- [PROBLEM TO WORK ON]:
Copy each line from the data that has the word "structure" in it.

**** INPUT RECORDS ****

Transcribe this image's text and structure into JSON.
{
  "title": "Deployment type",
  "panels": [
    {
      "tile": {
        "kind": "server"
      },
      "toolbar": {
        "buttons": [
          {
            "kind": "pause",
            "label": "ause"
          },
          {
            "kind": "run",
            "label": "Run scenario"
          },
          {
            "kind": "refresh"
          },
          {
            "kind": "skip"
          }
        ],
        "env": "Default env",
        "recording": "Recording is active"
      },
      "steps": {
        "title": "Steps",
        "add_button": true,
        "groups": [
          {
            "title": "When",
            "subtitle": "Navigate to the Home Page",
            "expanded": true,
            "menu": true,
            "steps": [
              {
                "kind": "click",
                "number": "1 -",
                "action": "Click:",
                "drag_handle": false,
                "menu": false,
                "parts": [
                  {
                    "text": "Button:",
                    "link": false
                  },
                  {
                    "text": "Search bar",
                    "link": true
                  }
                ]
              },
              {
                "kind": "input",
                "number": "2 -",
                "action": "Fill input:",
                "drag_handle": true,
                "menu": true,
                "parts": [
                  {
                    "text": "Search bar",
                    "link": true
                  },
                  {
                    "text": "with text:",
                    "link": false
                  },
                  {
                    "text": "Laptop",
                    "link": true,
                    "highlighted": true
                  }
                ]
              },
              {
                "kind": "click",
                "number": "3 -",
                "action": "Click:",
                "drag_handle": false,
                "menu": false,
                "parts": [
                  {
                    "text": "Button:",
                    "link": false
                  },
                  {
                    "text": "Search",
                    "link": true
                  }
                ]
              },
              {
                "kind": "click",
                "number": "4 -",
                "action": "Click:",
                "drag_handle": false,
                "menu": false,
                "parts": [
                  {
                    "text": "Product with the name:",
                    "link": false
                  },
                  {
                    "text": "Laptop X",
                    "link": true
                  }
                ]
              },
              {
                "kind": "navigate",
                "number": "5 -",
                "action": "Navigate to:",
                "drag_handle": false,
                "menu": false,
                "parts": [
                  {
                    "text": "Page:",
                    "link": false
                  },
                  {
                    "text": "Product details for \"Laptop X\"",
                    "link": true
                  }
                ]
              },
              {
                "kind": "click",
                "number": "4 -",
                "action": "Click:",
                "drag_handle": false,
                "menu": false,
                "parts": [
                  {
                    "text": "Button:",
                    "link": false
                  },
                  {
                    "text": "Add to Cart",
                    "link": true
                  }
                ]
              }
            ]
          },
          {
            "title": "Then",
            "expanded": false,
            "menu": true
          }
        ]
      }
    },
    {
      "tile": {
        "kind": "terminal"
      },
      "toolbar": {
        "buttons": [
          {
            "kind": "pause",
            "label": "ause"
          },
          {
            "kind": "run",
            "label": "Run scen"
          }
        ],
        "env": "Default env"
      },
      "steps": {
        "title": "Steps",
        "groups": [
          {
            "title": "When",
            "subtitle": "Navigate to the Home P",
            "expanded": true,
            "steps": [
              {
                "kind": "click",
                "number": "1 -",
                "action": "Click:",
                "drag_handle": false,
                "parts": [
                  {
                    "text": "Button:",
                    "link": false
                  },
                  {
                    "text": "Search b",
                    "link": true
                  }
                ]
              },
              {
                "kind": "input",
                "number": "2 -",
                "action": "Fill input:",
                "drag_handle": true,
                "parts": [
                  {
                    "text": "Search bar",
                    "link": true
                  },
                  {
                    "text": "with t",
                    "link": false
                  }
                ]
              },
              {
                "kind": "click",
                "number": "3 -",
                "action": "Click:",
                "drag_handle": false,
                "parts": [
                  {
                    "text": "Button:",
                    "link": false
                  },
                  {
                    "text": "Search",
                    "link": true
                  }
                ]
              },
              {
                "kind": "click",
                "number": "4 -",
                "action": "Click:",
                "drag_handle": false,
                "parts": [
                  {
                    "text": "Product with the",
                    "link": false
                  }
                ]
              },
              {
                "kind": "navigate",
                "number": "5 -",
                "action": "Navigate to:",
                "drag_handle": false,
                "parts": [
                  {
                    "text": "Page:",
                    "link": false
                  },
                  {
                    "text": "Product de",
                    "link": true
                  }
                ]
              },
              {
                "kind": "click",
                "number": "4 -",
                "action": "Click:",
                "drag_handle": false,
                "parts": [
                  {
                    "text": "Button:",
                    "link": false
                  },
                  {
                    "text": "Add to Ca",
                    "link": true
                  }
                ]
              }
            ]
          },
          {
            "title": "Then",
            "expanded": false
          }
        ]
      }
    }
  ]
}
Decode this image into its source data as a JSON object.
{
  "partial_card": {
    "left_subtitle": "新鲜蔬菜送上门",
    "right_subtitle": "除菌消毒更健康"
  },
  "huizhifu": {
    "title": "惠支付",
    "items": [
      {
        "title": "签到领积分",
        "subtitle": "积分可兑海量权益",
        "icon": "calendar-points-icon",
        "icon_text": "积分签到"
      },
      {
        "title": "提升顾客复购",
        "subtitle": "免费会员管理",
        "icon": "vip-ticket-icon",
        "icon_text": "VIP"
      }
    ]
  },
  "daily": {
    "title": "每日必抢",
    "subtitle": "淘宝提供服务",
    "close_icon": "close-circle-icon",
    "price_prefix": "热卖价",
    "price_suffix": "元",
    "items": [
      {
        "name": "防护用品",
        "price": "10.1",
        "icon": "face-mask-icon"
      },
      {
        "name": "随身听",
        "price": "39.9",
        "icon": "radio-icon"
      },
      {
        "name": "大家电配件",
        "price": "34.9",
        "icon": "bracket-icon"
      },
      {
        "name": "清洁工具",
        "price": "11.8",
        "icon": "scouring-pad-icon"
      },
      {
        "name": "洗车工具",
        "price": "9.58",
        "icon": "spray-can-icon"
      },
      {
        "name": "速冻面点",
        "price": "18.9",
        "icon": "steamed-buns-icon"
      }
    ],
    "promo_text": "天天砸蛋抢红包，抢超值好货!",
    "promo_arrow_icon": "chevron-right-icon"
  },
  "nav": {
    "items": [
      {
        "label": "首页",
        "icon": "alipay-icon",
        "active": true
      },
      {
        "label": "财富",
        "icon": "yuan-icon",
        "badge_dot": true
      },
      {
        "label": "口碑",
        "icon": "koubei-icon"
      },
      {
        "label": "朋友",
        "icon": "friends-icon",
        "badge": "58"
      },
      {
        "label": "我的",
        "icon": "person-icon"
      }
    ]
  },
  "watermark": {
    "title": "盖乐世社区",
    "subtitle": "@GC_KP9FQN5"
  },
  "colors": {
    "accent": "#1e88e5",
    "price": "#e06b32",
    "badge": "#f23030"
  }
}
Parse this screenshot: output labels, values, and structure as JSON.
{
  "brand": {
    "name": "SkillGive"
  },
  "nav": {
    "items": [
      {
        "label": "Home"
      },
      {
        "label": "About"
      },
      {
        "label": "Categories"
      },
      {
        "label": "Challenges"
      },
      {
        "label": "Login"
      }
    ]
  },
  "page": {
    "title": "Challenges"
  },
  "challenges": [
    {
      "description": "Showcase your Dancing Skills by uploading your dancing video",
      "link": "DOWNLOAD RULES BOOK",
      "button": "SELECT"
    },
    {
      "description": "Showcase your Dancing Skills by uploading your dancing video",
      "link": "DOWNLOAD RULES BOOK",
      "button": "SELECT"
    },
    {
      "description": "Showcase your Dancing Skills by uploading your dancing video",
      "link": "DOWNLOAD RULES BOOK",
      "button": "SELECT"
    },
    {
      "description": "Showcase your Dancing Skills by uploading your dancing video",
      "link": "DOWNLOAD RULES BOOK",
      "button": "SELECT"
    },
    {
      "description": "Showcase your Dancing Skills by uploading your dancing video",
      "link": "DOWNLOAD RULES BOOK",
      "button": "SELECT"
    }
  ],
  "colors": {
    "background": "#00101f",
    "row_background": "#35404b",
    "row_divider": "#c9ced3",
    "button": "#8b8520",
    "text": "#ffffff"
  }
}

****

- [REPLY]:
Transcribe this image's text and structure into JSON.
Parse this screenshot: output labels, values, and structure as JSON.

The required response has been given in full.